Although many owners use networking groups to market their goods or services, direct pitches are often taboo with the new breed. Bruce Stout got so tired of being bombarded at networking clubs that he started his own, The Rainmakers' Forum, in New York City in 1997. The group, which now has nine chapters, helps members exchange information and resources, not sales leads. "Networking is not about trying to get leads, but about getting to know who I am," he says.
The seminars and forums these groups offer can be as useful as the contacts. Doryne Valentine joined the Austin (Tex.)-based Entrepreneur's Assn., which focuses on very small service companies, before buying her Parcel Plus Inc. shipping franchise in June, 1996. Valentine learned entrepreneurial basics in the group's Street MBA program. She then pitched her business plan at their semiannual Show Me The Money conference and raised $45,000.
A small, intimate networking club can also function as a support group. For example, Carey Earle, an Internet consultant in Manhattan for the biggest corporations, belongs to several networking groups, but she recently started hosting monthly gatherings at her home to discuss lifestyle issues that she wouldn't normally bring up with clients.
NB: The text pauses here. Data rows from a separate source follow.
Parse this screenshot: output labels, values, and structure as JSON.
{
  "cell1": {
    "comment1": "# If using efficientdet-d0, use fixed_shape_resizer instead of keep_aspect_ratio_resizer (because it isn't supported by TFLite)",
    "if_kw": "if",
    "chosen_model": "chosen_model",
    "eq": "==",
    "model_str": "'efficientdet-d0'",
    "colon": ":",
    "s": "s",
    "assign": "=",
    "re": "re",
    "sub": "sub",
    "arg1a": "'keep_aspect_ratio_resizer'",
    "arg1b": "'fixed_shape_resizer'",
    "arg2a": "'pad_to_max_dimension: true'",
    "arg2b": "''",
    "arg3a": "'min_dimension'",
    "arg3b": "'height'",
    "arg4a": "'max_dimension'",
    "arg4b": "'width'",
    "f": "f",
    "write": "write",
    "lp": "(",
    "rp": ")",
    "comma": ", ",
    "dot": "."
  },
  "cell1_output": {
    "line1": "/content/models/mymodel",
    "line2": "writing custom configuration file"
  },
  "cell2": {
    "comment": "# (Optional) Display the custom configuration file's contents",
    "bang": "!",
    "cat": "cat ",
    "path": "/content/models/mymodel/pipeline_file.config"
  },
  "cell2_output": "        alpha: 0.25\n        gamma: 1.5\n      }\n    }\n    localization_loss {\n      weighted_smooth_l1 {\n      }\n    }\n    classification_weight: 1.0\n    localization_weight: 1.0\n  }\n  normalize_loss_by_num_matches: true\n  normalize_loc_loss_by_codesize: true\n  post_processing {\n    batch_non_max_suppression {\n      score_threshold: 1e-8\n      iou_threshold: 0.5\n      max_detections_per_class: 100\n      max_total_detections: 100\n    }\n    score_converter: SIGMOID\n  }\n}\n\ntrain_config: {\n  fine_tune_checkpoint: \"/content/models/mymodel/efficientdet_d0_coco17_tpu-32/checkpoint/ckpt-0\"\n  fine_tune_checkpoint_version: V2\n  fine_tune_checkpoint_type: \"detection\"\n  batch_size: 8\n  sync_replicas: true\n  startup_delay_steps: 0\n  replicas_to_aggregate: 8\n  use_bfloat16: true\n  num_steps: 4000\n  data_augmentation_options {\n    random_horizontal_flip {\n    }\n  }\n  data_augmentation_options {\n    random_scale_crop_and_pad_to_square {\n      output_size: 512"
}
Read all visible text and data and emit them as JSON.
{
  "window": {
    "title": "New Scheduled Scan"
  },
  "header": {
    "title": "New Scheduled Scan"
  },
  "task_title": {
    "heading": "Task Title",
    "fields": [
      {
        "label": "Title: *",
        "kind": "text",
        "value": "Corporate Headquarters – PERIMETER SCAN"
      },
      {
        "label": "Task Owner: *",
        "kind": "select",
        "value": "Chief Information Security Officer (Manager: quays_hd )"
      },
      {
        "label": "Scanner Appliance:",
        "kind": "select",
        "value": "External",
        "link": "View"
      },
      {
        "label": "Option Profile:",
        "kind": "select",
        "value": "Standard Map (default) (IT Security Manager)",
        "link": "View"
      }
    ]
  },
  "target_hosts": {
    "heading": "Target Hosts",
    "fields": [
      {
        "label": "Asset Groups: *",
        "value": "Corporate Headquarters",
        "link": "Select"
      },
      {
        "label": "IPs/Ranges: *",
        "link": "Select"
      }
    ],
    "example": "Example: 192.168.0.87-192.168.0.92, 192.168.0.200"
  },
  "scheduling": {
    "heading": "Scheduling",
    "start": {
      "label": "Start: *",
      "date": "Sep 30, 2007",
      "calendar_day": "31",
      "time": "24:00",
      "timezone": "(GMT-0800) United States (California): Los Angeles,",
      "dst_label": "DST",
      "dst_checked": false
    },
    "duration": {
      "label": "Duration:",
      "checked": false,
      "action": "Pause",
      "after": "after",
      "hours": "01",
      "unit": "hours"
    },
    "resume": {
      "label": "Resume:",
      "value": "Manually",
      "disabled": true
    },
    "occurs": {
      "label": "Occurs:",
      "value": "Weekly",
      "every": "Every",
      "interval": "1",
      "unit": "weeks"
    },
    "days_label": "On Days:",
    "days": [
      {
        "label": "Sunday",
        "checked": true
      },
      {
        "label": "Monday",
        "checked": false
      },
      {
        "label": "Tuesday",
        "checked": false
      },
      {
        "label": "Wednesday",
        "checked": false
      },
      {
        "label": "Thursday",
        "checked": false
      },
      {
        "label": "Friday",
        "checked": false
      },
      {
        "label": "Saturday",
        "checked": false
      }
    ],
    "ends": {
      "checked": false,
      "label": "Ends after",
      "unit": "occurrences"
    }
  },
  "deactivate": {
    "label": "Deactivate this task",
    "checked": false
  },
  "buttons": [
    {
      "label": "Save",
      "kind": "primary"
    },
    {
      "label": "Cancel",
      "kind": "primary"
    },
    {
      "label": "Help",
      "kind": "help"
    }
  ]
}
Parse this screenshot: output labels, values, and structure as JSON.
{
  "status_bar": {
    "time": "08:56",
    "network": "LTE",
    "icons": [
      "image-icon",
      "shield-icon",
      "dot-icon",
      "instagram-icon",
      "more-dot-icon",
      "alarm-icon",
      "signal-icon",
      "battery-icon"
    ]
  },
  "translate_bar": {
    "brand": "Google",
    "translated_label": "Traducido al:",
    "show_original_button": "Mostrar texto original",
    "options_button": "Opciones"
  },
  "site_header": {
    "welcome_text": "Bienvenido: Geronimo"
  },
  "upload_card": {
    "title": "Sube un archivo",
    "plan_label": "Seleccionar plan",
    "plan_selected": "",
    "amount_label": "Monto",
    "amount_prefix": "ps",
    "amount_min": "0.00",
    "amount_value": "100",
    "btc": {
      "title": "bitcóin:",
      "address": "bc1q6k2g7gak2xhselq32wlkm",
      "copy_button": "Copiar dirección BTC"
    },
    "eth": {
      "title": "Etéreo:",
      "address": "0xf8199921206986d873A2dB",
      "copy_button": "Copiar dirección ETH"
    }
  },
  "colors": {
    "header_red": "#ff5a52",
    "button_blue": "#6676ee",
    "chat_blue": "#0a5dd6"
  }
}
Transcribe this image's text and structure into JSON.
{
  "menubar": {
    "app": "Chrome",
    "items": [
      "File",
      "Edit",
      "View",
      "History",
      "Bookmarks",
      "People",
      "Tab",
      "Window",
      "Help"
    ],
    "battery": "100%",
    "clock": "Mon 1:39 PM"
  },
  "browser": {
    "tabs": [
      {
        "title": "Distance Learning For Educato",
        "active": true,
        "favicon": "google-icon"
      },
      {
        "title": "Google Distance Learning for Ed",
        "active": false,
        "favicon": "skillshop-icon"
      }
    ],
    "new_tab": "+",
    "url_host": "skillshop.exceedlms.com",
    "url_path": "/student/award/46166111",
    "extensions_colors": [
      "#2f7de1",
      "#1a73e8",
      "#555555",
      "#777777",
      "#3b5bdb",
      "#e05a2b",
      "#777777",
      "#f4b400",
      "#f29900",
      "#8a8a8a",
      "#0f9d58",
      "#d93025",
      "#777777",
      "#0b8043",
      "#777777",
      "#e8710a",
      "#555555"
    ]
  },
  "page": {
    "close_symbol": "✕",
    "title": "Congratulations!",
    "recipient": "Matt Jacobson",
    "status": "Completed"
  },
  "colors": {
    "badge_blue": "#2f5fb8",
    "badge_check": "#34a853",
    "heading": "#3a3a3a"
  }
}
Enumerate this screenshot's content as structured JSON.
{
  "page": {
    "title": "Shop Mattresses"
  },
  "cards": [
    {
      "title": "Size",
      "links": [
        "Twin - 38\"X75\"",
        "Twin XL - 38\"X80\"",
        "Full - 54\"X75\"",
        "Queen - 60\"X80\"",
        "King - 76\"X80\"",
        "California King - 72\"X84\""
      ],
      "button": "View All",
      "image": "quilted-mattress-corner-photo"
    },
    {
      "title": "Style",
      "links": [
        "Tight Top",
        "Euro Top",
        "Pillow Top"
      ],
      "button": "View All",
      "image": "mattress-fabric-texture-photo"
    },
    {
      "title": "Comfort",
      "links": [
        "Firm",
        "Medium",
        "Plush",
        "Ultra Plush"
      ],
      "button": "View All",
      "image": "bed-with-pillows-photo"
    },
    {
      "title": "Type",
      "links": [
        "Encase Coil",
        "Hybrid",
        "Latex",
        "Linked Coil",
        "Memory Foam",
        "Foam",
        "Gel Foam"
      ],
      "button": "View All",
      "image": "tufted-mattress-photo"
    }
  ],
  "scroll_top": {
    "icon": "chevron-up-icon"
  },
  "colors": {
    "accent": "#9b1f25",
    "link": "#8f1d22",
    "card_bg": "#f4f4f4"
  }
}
How do you choose a group that will work for you? First, decide what your goals are. "Think through who you need to build your business and where they're going to be," says Marjorie Brody, networking expert and author. Talk to other entrepreneurs and search the Net. Then weigh whether the benefits will justify the sometimes steep up-front cost. Stout purposely set the annual fee for The Rainmakers' Forum at a relatively high $2,250 to "rule out the wannabes." Others just ask members to chip in for breakfast.
If a group seems to meet your needs, ask to sit in on a meeting or two. "Some people like groups that are loose, while others like structure and feel a kaffeeklatsch is a waste of time," notes Nancy Roebke, whose five-year-old networking organization, Profnet, has 30 chapters on the Eastern seaboard.
Talk to members and leaders. "Make sure they're people you like," recommends Jan Triplett, co-director of the Entrepreneurs Assn., "because you can't network without bonding."BY INVITATION ONLY. No single group is likely to meet all of your networking needs. Alan Adams, founder of Adams Translation Services in Austin, belongs to Triplett's group as well as The Alternative Board, a Denver-based organization that creates small, invitation-only chapters of CEOs at similar-size companies. Adams often taps the local group for help with personnel issues but turns to the more high-powered CEOs at The Alternative Board for advice on corporate matters.
If you can't find the right group, then start your own, says networking expert Waymon: "That way, you can choose who gets in." Bruce Stout starts each new chapter of The Rainmakers' Forum by gathering together three or four well-connected business people who provide the first generation of members. "My suggestion is to make strong relationships with 5 to 10 people," he says. "It's in-depth relationships that really create business." That just confirms what you always suspected: Smaller is often better.By Edith Updike in New YorkReturn to top